Previous CLT research and development to date has focused on using Douglas-fir and other species from the Pacific Northwest region of the United States, as well as spruce-pine-fir from Canada and imported species from European countries.
Softwood Lumber Manufacturing in South
Softwood lumber markets in the South have been regaining momentum since the recession of 2008 as U.S. demand continues to increase. In 2009, U.S. customers purchased close to 31 billion board feet of softwood lumber, which was projected to reach 49 billion board feet in 2018.
The recession caused a significant slump in softwood lumber demand, which in turn allowed trees to grow larger on the stump as landowners waited for low stumpage prices to recover.
In the past independently owned, smaller sawmills made up the lumber industry in the South.
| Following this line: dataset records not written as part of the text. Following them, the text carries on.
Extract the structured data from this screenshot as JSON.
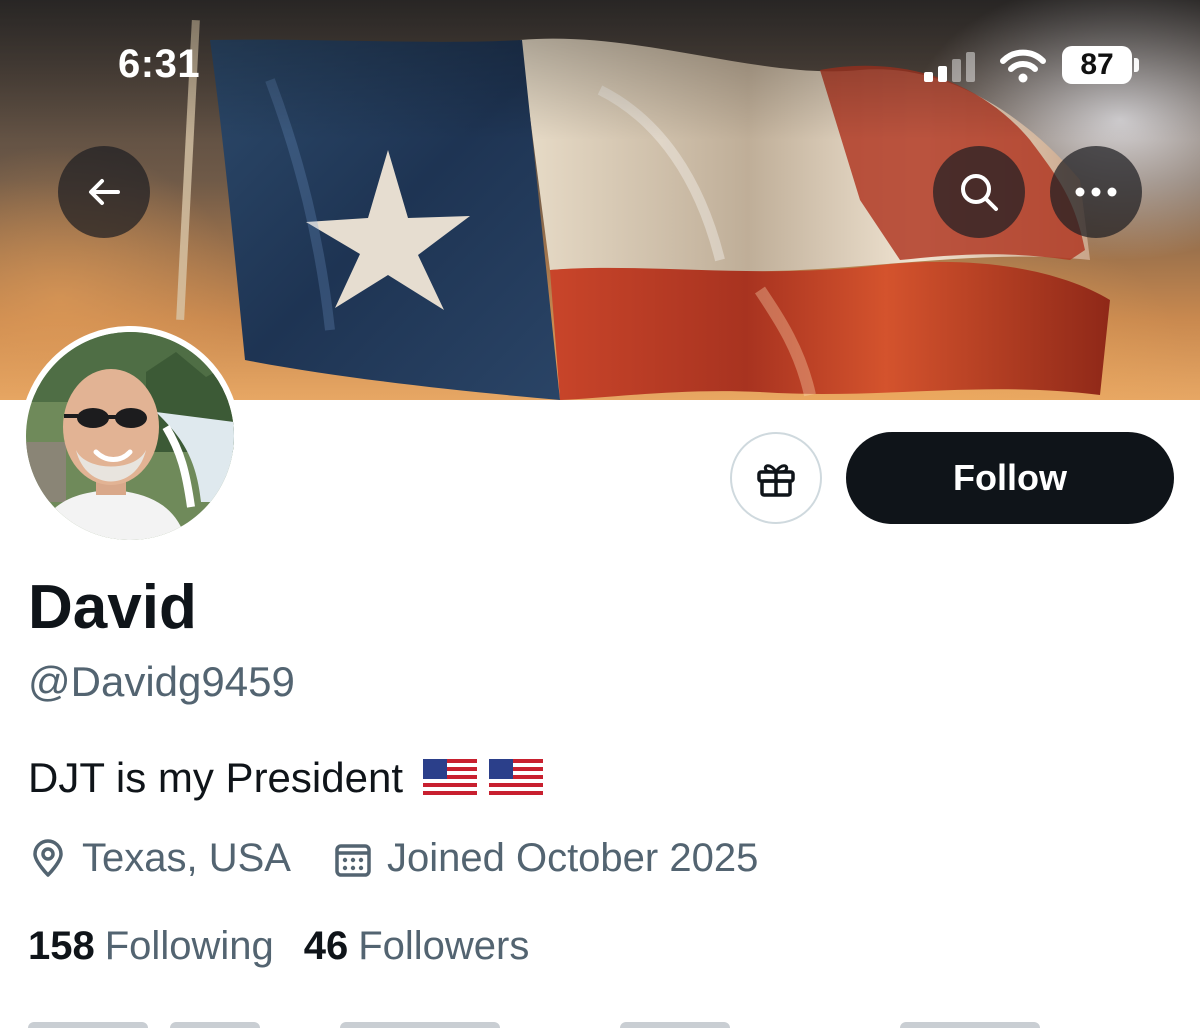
{
  "status_bar": {
    "time": "6:31",
    "battery": "87"
  },
  "top_bar": {
    "back_icon": "arrow-left-icon",
    "search_icon": "search-icon",
    "more_icon": "more-horizontal-icon"
  },
  "banner": {
    "description_icon": "texas-flag-banner"
  },
  "actions": {
    "gift_icon": "gift-icon",
    "follow_label": "Follow"
  },
  "profile": {
    "name": "David",
    "handle": "@Davidg9459",
    "bio": "DJT is my President",
    "location": "Texas, USA",
    "joined": "Joined October 2025",
    "following_count": "158",
    "following_label": "Following",
    "followers_count": "46",
    "followers_label": "Followers"
  },
  "colors": {
    "primary_text": "#0f1419",
    "secondary_text": "#536471",
    "follow_button_bg": "#0f1419",
    "border": "#cfd9de"
  }
}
During the mid-2000s only about a fifth of the South’s lumber mills were larger than 200 million board feet in size, while approximately a third were smaller mills of less than 100 million board feet. The number of softwood sawmills in the region declined from 420 to 298 from 1995 to 2009 producing a high of 19.5 billion board feet in 2008.
Today, lumber mills in the South are expanding, and are bigger with many managed and owned by large companies rather than independent owners. They currently produce about 22 billion board feet of lumber.
Large sawmills are taking advantage of the low sawtimber prices in the region. Since 2011, the production capacity has increased by 3 billion board feet and is on an upward trajectory from a number of variables.
Housing trends, import tariffs, and an affordable feedstock have accelerated the Southern pine industry.
Canadian firm West Fraser holds the largest production capacity at 3.1